▶ _EXERCISE_
Identify, in the records below, every line where the string "Manage" appears, and copy each such line.
☆ ☆ ☆ ☆ ☆ ☆ ☆
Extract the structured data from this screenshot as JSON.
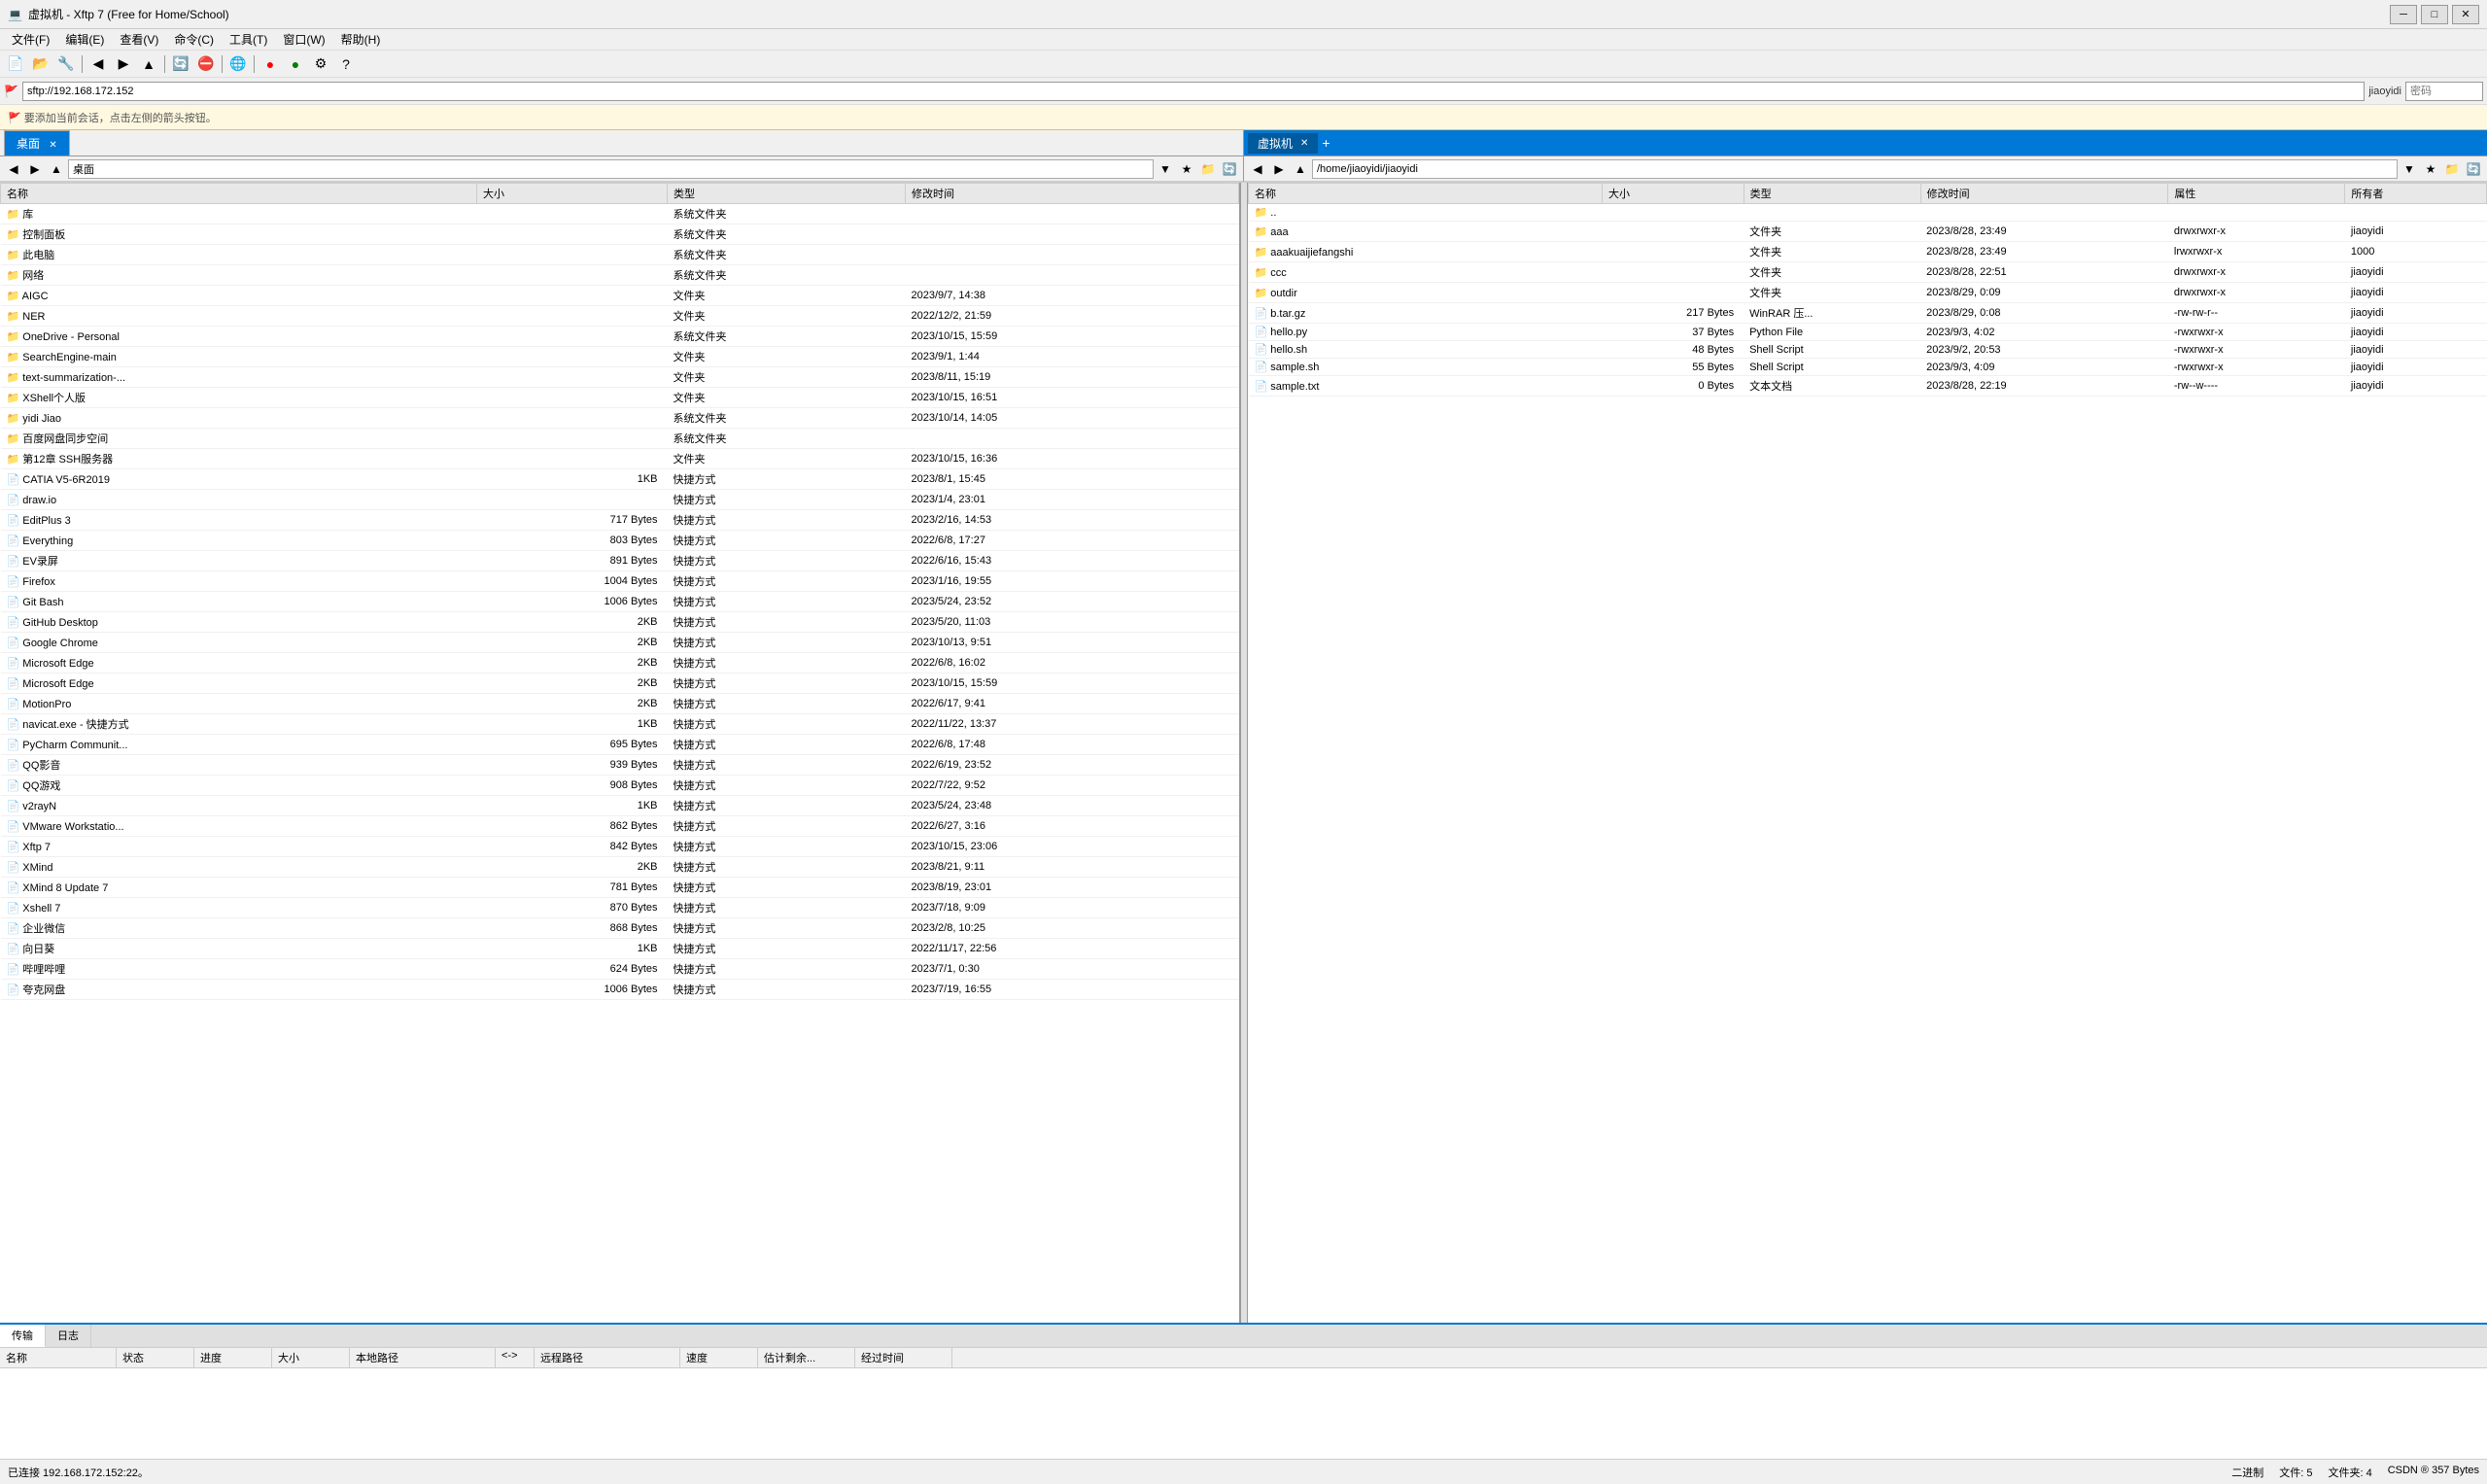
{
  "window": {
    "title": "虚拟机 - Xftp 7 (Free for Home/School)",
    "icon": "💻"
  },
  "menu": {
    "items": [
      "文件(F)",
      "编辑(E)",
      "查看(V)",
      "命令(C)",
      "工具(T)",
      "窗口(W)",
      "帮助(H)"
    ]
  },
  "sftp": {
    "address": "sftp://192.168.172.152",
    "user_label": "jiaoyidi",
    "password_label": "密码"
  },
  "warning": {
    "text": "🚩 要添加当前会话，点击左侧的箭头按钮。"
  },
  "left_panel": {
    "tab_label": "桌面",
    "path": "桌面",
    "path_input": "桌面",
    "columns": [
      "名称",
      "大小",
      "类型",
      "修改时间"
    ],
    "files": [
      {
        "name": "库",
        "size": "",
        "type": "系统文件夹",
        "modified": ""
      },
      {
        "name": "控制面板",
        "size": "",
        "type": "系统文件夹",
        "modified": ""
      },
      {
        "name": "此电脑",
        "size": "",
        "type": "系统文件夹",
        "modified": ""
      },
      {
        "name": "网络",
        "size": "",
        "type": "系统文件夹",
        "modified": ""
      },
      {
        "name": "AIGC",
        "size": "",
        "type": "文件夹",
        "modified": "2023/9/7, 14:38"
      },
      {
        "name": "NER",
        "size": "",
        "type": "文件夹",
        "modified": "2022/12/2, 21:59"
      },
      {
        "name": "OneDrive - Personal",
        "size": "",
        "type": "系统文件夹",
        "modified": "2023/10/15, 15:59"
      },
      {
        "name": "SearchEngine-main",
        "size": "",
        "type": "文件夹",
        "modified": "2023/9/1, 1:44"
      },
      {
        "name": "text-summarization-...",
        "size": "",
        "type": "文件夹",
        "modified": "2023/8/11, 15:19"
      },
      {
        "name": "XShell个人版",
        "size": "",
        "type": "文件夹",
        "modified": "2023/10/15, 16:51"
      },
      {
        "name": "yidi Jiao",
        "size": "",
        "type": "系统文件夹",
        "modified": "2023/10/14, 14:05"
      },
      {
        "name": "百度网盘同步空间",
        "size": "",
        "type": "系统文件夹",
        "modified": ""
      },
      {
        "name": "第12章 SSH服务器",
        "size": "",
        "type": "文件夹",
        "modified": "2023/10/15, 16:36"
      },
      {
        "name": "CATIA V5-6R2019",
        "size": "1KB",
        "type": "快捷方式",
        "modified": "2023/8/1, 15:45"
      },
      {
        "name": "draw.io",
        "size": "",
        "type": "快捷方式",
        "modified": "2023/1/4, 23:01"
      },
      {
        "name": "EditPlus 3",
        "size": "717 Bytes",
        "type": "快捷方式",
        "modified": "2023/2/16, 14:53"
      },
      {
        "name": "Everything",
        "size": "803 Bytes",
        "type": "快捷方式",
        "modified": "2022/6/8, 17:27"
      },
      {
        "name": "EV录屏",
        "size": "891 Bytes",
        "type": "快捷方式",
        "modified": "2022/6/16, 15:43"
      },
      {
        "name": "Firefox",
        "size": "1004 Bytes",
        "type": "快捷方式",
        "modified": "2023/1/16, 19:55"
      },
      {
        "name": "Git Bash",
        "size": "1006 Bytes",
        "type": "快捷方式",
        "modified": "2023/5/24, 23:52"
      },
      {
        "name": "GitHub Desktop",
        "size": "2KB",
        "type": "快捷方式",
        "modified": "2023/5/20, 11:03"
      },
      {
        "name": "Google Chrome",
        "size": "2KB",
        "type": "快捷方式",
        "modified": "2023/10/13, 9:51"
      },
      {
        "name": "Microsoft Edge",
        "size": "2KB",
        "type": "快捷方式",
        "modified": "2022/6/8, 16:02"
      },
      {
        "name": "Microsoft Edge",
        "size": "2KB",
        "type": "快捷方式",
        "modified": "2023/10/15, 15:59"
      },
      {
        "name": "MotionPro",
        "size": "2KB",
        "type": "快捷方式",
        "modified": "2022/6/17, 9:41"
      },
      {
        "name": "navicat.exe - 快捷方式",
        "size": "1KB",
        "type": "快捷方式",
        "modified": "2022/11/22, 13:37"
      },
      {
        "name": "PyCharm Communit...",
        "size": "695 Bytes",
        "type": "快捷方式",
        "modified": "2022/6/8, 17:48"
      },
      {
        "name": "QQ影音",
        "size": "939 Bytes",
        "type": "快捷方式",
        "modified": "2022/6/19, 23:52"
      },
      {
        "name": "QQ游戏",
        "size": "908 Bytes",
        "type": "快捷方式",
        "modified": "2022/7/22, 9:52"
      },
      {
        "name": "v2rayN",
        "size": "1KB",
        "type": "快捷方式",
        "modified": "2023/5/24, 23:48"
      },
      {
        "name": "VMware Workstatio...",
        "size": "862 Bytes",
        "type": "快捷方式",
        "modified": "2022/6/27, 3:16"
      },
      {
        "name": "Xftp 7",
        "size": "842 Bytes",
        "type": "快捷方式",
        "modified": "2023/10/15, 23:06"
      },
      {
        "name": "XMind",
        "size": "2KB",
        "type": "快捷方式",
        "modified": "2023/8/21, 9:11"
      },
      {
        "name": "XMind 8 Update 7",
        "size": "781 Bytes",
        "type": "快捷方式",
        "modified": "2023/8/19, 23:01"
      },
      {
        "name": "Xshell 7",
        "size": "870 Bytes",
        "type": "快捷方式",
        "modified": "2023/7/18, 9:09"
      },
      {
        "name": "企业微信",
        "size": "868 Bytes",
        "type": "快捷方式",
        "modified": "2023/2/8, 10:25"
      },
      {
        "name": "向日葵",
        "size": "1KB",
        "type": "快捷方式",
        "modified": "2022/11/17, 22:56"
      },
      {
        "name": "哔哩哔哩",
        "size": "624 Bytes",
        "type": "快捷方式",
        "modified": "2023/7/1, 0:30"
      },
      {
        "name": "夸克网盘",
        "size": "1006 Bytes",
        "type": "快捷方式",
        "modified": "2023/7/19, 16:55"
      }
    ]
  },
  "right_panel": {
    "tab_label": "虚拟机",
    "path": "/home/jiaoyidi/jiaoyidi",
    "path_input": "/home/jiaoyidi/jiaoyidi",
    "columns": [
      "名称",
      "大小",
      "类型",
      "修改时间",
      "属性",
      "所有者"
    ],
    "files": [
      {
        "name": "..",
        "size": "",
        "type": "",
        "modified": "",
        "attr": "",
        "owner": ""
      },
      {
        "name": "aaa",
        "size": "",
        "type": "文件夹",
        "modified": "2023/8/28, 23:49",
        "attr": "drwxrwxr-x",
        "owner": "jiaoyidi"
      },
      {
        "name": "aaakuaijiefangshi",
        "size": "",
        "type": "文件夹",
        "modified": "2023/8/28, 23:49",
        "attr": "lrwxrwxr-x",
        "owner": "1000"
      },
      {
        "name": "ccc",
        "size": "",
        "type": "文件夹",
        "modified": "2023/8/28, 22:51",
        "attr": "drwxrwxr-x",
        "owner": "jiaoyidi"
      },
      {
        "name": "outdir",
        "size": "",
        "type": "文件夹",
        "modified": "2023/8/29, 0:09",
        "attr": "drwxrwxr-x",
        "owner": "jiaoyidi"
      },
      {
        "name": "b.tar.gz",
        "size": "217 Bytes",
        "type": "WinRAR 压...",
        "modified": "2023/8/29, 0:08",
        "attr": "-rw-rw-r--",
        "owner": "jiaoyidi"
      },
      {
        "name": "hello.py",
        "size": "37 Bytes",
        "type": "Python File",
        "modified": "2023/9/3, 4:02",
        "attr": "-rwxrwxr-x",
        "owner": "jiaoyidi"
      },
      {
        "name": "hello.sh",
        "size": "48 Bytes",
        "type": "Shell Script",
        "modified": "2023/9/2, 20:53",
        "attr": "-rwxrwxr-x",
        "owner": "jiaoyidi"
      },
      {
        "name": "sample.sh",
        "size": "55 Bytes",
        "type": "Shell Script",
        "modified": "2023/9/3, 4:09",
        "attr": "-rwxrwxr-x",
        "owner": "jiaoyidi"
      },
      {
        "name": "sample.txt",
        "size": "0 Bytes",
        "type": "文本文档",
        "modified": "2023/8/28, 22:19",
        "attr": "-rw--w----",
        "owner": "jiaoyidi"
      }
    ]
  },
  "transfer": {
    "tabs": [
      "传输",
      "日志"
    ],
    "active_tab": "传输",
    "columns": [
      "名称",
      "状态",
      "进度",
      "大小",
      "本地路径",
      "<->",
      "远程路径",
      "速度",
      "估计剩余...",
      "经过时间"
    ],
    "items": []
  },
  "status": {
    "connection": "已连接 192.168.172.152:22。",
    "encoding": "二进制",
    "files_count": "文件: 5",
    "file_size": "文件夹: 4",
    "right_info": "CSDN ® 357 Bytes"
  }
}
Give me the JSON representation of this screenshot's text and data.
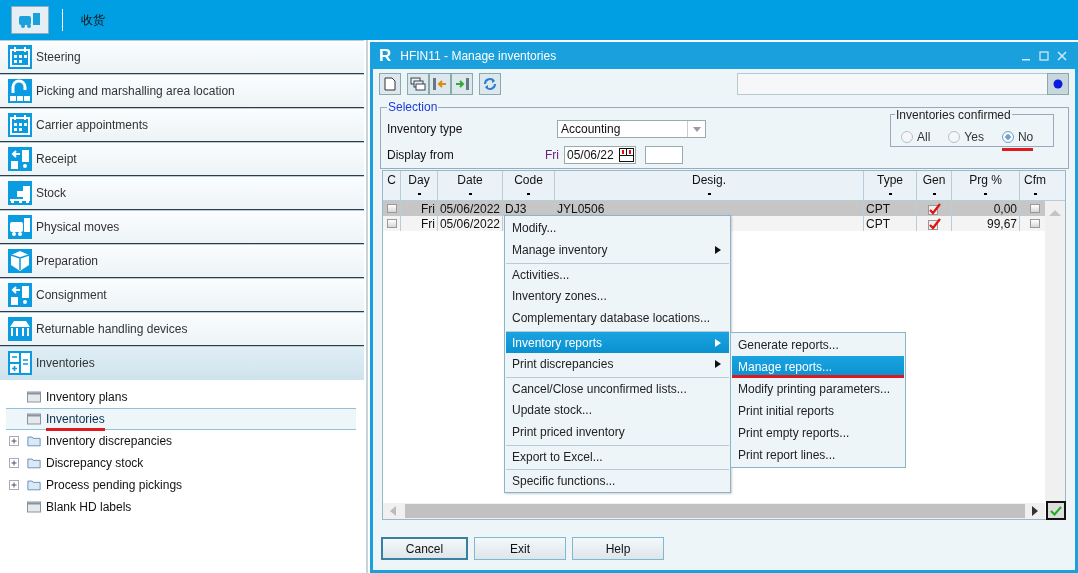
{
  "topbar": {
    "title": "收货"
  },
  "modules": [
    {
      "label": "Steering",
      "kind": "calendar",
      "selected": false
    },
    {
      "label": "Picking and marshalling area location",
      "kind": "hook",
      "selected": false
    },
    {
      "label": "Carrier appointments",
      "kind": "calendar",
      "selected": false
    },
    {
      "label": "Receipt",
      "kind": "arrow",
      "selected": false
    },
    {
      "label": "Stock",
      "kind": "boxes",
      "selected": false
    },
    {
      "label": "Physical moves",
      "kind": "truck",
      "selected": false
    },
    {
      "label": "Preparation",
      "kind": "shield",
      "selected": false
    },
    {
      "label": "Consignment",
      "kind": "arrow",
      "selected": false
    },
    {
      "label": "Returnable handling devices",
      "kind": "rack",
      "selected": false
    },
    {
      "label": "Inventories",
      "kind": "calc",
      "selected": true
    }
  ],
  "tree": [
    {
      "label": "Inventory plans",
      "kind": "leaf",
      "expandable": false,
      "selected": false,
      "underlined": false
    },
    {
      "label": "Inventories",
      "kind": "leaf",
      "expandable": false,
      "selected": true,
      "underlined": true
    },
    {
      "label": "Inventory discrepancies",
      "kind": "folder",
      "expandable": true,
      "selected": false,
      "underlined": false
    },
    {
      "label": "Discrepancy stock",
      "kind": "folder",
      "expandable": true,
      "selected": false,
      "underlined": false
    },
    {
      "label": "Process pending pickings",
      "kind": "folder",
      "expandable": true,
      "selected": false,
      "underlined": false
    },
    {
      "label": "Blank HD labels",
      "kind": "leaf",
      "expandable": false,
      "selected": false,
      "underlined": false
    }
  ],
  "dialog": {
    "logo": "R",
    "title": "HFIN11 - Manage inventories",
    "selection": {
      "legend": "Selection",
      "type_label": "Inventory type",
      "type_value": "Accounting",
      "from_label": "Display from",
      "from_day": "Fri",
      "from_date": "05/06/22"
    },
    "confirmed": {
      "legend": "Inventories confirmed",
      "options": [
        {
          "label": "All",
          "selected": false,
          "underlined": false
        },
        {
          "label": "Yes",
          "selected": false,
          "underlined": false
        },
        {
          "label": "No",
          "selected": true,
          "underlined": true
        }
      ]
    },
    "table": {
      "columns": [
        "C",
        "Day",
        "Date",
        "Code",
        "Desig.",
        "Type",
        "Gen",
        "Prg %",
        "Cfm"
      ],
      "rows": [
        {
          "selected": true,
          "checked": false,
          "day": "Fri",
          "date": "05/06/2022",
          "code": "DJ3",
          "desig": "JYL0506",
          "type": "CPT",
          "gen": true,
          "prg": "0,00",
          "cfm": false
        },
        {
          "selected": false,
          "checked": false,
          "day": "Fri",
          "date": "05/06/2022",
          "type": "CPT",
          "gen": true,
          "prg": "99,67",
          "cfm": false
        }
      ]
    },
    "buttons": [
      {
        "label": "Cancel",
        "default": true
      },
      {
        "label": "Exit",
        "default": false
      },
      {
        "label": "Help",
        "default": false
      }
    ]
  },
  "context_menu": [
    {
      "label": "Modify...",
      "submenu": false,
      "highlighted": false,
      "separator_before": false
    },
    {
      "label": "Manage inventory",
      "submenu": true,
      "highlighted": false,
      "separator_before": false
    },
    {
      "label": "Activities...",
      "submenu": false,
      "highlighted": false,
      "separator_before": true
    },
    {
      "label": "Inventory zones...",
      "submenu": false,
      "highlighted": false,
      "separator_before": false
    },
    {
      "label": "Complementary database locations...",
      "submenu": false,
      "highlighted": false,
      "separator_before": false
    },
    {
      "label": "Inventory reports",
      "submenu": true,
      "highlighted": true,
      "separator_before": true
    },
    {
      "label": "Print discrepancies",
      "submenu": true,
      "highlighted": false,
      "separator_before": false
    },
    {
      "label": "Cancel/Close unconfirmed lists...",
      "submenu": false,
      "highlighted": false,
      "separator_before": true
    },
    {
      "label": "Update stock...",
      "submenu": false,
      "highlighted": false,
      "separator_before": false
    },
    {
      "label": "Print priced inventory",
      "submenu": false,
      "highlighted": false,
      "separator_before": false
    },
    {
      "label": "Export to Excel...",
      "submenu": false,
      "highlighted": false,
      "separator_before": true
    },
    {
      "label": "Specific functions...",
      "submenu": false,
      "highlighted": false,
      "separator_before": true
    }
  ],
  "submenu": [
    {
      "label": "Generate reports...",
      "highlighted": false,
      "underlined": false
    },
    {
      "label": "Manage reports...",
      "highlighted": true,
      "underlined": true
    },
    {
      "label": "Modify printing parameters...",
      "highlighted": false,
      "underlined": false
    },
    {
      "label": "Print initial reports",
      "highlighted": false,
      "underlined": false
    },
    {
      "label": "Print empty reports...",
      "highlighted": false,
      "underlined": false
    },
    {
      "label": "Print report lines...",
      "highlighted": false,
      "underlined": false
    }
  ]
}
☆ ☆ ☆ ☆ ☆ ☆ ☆
▶ _SOLUTION FOR THIS EXERCISE_
    "title": "HFIN11 - Manage inventories",
      "label": "Manage inventory",
      "label": "Manage reports...",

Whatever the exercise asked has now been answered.